**Directions:** Some lines hold the string "Calle". Copy all of them from the material that follows.

**Data for the task:**

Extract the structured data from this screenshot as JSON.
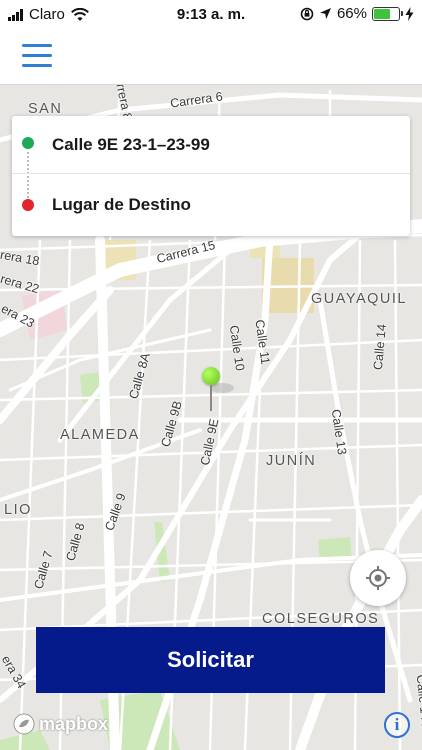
{
  "status_bar": {
    "carrier": "Claro",
    "time": "9:13 a. m.",
    "battery_percent": "66%",
    "battery_level": 0.66,
    "icons": [
      "signal-icon",
      "wifi-icon",
      "orientation-lock-icon",
      "location-arrow-icon",
      "battery-icon",
      "charging-icon"
    ]
  },
  "nav": {
    "menu_icon": "hamburger-menu-icon"
  },
  "trip": {
    "origin": "Calle 9E 23-1–23-99",
    "destination": "Lugar de Destino",
    "origin_color": "#1fa855",
    "destination_color": "#e3262e"
  },
  "map": {
    "districts": {
      "san": "SAN",
      "guayaquil": "GUAYAQUIL",
      "alameda": "ALAMEDA",
      "junin": "JUNÍN",
      "lio": "LIO",
      "colseguros": "COLSEGUROS"
    },
    "streets": {
      "carrera15": "Carrera 15",
      "carrera18": "rera 18",
      "carrera22": "rera 22",
      "carrera23": "era 23",
      "carrera34": "era 34",
      "calle14": "Calle 14",
      "calle13": "Calle 13",
      "calle11": "Calle 11",
      "calle10": "Calle 10",
      "calle9e": "Calle 9E",
      "calle9b": "Calle 9B",
      "calle8a": "Calle 8A",
      "calle9": "Calle 9",
      "calle8": "Calle 8",
      "calle7": "Calle 7",
      "calle14c": "Calle 14C",
      "carrera_top": "Carrera 8",
      "carrera_top2": "Carrera 6"
    },
    "attribution": "mapbox",
    "info": "i"
  },
  "actions": {
    "request_label": "Solicitar",
    "locate_icon": "crosshair-locate-icon"
  },
  "colors": {
    "accent_blue": "#2f7fd6",
    "button_navy": "#051b8c",
    "pin_green": "#7ed321"
  }
}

**Written response:**
    "origin": "Calle 9E 23-1–23-99",
      "calle14": "Calle 14",
      "calle13": "Calle 13",
      "calle11": "Calle 11",
      "calle10": "Calle 10",
      "calle9e": "Calle 9E",
      "calle9b": "Calle 9B",
      "calle8a": "Calle 8A",
      "calle9": "Calle 9",
      "calle8": "Calle 8",
      "calle7": "Calle 7",
      "calle14c": "Calle 14C",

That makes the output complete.